#### [TO DO]
Omit the pictures and copy the entries exactly.

#### [MATERIALS PROVIDED]
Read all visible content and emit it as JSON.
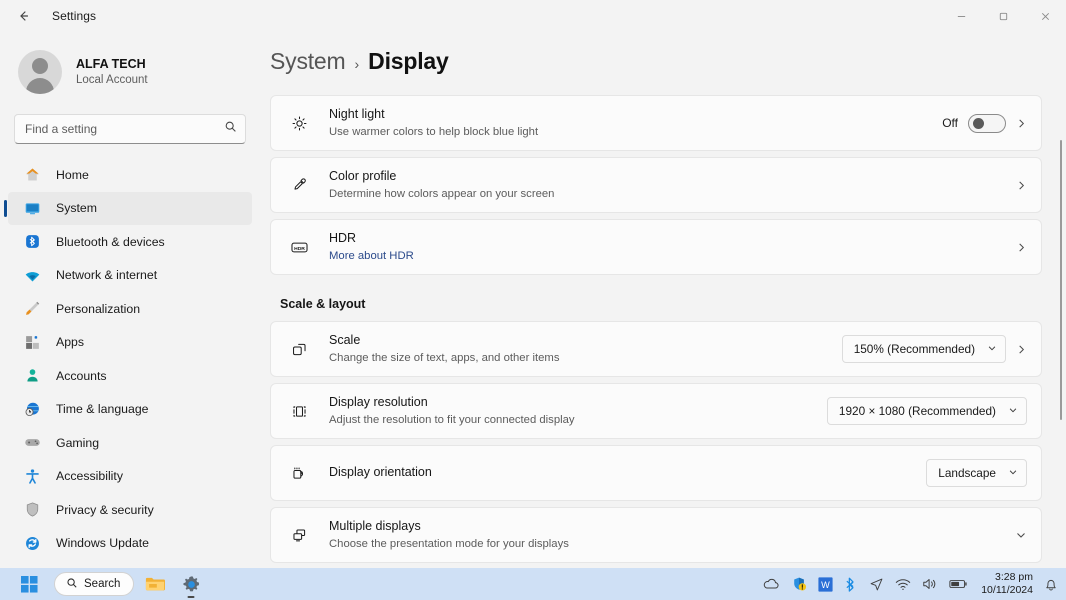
{
  "window": {
    "title": "Settings",
    "back_label": "back-arrow",
    "minimize_label": "Minimize",
    "maximize_label": "Restore",
    "close_label": "Close"
  },
  "account": {
    "name": "ALFA TECH",
    "type": "Local Account"
  },
  "search": {
    "placeholder": "Find a setting",
    "value": ""
  },
  "sidebar": {
    "items": [
      {
        "label": "Home",
        "icon": "home-icon",
        "active": false
      },
      {
        "label": "System",
        "icon": "monitor-icon",
        "active": true
      },
      {
        "label": "Bluetooth & devices",
        "icon": "bluetooth-icon",
        "active": false
      },
      {
        "label": "Network & internet",
        "icon": "wifi-icon",
        "active": false
      },
      {
        "label": "Personalization",
        "icon": "brush-icon",
        "active": false
      },
      {
        "label": "Apps",
        "icon": "apps-icon",
        "active": false
      },
      {
        "label": "Accounts",
        "icon": "person-icon",
        "active": false
      },
      {
        "label": "Time & language",
        "icon": "clock-globe-icon",
        "active": false
      },
      {
        "label": "Gaming",
        "icon": "gamepad-icon",
        "active": false
      },
      {
        "label": "Accessibility",
        "icon": "accessibility-icon",
        "active": false
      },
      {
        "label": "Privacy & security",
        "icon": "shield-icon",
        "active": false
      },
      {
        "label": "Windows Update",
        "icon": "update-icon",
        "active": false
      }
    ]
  },
  "breadcrumb": {
    "parent": "System",
    "separator": "›",
    "current": "Display"
  },
  "main": {
    "cards_top": [
      {
        "title": "Night light",
        "subtitle": "Use warmer colors to help block blue light",
        "icon": "brightness-icon",
        "control": "toggle",
        "toggle_label": "Off",
        "toggle_on": false,
        "has_chevron": true
      },
      {
        "title": "Color profile",
        "subtitle": "Determine how colors appear on your screen",
        "icon": "eyedropper-icon",
        "control": "none",
        "has_chevron": true
      },
      {
        "title": "HDR",
        "subtitle": "More about HDR",
        "subtitle_is_link": true,
        "icon": "hdr-icon",
        "control": "none",
        "has_chevron": true
      }
    ],
    "section_title": "Scale & layout",
    "cards_layout": [
      {
        "title": "Scale",
        "subtitle": "Change the size of text, apps, and other items",
        "icon": "scale-icon",
        "control": "dropdown",
        "dropdown_value": "150% (Recommended)",
        "has_chevron": true
      },
      {
        "title": "Display resolution",
        "subtitle": "Adjust the resolution to fit your connected display",
        "icon": "resolution-icon",
        "control": "dropdown",
        "dropdown_value": "1920 × 1080 (Recommended)",
        "has_chevron": false
      },
      {
        "title": "Display orientation",
        "subtitle": "",
        "icon": "orientation-icon",
        "control": "dropdown",
        "dropdown_value": "Landscape",
        "has_chevron": false
      },
      {
        "title": "Multiple displays",
        "subtitle": "Choose the presentation mode for your displays",
        "icon": "multiple-displays-icon",
        "control": "expand",
        "has_chevron": false
      }
    ]
  },
  "taskbar": {
    "start_label": "Start",
    "search_label": "Search",
    "apps": [
      {
        "name": "file-explorer-icon",
        "active": false
      },
      {
        "name": "settings-gear-icon",
        "active": true
      }
    ],
    "tray": [
      "onedrive-icon",
      "defender-shield-icon",
      "w-app-icon",
      "bluetooth-icon",
      "send-icon",
      "wifi-icon",
      "speaker-icon",
      "battery-icon"
    ],
    "time": "3:28 pm",
    "date": "10/11/2024",
    "notification_icon": "bell-icon"
  },
  "colors": {
    "accent": "#0f4d92",
    "taskbar": "#cfe0f5",
    "page_bg": "#f3f3f3",
    "card_bg": "#fbfbfb",
    "link": "#2b4a8b"
  }
}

#### [RESULT OF THIS EXERCISE]
Read all visible content and emit it as JSON.
{
  "window": {
    "title": "Settings",
    "back_label": "back-arrow",
    "minimize_label": "Minimize",
    "maximize_label": "Restore",
    "close_label": "Close"
  },
  "account": {
    "name": "ALFA TECH",
    "type": "Local Account"
  },
  "search": {
    "placeholder": "Find a setting",
    "value": ""
  },
  "sidebar": {
    "items": [
      {
        "label": "Home",
        "icon": "home-icon",
        "active": false
      },
      {
        "label": "System",
        "icon": "monitor-icon",
        "active": true
      },
      {
        "label": "Bluetooth & devices",
        "icon": "bluetooth-icon",
        "active": false
      },
      {
        "label": "Network & internet",
        "icon": "wifi-icon",
        "active": false
      },
      {
        "label": "Personalization",
        "icon": "brush-icon",
        "active": false
      },
      {
        "label": "Apps",
        "icon": "apps-icon",
        "active": false
      },
      {
        "label": "Accounts",
        "icon": "person-icon",
        "active": false
      },
      {
        "label": "Time & language",
        "icon": "clock-globe-icon",
        "active": false
      },
      {
        "label": "Gaming",
        "icon": "gamepad-icon",
        "active": false
      },
      {
        "label": "Accessibility",
        "icon": "accessibility-icon",
        "active": false
      },
      {
        "label": "Privacy & security",
        "icon": "shield-icon",
        "active": false
      },
      {
        "label": "Windows Update",
        "icon": "update-icon",
        "active": false
      }
    ]
  },
  "breadcrumb": {
    "parent": "System",
    "separator": "›",
    "current": "Display"
  },
  "main": {
    "cards_top": [
      {
        "title": "Night light",
        "subtitle": "Use warmer colors to help block blue light",
        "icon": "brightness-icon",
        "control": "toggle",
        "toggle_label": "Off",
        "toggle_on": false,
        "has_chevron": true
      },
      {
        "title": "Color profile",
        "subtitle": "Determine how colors appear on your screen",
        "icon": "eyedropper-icon",
        "control": "none",
        "has_chevron": true
      },
      {
        "title": "HDR",
        "subtitle": "More about HDR",
        "subtitle_is_link": true,
        "icon": "hdr-icon",
        "control": "none",
        "has_chevron": true
      }
    ],
    "section_title": "Scale & layout",
    "cards_layout": [
      {
        "title": "Scale",
        "subtitle": "Change the size of text, apps, and other items",
        "icon": "scale-icon",
        "control": "dropdown",
        "dropdown_value": "150% (Recommended)",
        "has_chevron": true
      },
      {
        "title": "Display resolution",
        "subtitle": "Adjust the resolution to fit your connected display",
        "icon": "resolution-icon",
        "control": "dropdown",
        "dropdown_value": "1920 × 1080 (Recommended)",
        "has_chevron": false
      },
      {
        "title": "Display orientation",
        "subtitle": "",
        "icon": "orientation-icon",
        "control": "dropdown",
        "dropdown_value": "Landscape",
        "has_chevron": false
      },
      {
        "title": "Multiple displays",
        "subtitle": "Choose the presentation mode for your displays",
        "icon": "multiple-displays-icon",
        "control": "expand",
        "has_chevron": false
      }
    ]
  },
  "taskbar": {
    "start_label": "Start",
    "search_label": "Search",
    "apps": [
      {
        "name": "file-explorer-icon",
        "active": false
      },
      {
        "name": "settings-gear-icon",
        "active": true
      }
    ],
    "tray": [
      "onedrive-icon",
      "defender-shield-icon",
      "w-app-icon",
      "bluetooth-icon",
      "send-icon",
      "wifi-icon",
      "speaker-icon",
      "battery-icon"
    ],
    "time": "3:28 pm",
    "date": "10/11/2024",
    "notification_icon": "bell-icon"
  },
  "colors": {
    "accent": "#0f4d92",
    "taskbar": "#cfe0f5",
    "page_bg": "#f3f3f3",
    "card_bg": "#fbfbfb",
    "link": "#2b4a8b"
  }
}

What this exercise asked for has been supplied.